---------- Given information ----------

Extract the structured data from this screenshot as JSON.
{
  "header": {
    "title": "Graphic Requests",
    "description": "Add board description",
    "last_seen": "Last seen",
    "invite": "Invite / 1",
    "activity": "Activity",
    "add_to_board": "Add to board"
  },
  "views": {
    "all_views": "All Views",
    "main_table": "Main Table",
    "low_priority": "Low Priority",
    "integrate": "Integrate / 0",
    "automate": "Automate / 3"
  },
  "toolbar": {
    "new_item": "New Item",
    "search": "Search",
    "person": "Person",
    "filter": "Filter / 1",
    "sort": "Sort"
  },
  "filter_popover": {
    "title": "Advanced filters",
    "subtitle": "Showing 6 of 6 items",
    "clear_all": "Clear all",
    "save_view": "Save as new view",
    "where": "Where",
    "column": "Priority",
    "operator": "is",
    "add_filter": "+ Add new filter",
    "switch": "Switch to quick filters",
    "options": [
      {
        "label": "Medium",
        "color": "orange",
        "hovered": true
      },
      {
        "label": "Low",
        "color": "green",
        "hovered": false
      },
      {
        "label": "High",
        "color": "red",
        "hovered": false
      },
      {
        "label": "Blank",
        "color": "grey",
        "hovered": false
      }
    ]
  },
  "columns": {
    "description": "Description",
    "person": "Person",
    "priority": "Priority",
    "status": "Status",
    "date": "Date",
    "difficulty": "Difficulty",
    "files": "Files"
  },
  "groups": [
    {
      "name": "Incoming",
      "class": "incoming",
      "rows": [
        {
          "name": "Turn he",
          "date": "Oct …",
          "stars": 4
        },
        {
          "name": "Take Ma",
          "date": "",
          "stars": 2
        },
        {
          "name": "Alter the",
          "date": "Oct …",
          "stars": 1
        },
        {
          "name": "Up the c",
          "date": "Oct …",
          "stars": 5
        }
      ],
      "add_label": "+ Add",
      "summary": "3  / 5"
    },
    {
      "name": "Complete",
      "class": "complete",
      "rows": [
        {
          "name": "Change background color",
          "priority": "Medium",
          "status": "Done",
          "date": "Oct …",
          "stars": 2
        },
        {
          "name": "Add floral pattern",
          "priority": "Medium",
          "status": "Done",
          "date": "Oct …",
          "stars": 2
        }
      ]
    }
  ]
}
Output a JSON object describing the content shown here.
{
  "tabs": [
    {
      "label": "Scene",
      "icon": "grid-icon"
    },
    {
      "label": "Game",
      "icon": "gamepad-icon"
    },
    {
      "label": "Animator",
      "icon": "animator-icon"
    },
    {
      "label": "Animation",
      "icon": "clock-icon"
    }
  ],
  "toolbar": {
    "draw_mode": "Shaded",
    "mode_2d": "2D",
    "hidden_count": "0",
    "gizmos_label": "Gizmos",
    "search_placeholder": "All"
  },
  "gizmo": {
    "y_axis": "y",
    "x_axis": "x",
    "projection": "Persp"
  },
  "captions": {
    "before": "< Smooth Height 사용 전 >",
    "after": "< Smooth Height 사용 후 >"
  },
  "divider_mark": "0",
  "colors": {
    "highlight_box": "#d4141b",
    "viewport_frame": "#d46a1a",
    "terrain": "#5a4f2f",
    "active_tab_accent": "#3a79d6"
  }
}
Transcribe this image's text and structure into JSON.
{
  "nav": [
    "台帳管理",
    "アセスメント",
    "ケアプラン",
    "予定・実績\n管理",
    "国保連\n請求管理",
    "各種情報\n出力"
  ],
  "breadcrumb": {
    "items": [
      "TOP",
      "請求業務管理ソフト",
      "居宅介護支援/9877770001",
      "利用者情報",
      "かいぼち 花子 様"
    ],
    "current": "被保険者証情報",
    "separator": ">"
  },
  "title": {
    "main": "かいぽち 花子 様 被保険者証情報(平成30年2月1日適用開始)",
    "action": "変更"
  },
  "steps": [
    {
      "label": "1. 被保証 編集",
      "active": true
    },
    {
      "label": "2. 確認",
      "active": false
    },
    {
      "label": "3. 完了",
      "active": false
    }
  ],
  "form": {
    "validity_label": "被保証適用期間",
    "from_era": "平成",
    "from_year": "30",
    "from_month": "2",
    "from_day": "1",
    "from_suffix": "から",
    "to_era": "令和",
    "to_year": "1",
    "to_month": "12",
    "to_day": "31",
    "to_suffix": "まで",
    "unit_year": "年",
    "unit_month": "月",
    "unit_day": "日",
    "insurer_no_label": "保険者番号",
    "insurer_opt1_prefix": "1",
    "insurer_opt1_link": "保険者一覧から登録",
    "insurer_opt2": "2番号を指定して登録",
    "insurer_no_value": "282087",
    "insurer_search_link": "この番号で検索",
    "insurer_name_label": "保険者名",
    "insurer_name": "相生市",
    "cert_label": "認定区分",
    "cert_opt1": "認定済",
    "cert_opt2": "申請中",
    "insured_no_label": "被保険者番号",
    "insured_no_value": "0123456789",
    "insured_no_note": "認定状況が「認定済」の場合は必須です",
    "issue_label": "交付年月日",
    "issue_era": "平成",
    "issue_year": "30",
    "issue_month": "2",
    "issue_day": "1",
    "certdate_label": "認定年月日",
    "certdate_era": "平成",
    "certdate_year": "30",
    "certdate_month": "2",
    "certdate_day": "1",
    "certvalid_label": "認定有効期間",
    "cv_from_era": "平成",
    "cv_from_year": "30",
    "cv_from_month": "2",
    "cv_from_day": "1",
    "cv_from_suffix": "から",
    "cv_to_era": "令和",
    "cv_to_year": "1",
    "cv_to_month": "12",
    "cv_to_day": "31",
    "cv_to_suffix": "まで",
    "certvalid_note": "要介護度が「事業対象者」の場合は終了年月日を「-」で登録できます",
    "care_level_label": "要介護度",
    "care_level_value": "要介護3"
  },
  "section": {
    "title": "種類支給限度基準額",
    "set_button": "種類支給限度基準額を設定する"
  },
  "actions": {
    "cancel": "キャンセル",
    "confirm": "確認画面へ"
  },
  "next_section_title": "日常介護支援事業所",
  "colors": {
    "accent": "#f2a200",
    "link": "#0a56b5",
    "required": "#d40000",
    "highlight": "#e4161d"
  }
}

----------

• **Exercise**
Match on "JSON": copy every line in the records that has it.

• **Exercise solution**
Extract the structured data from this screenshot as JSON.
Output a JSON object describing the content shown here.
Transcribe this image's text and structure into JSON.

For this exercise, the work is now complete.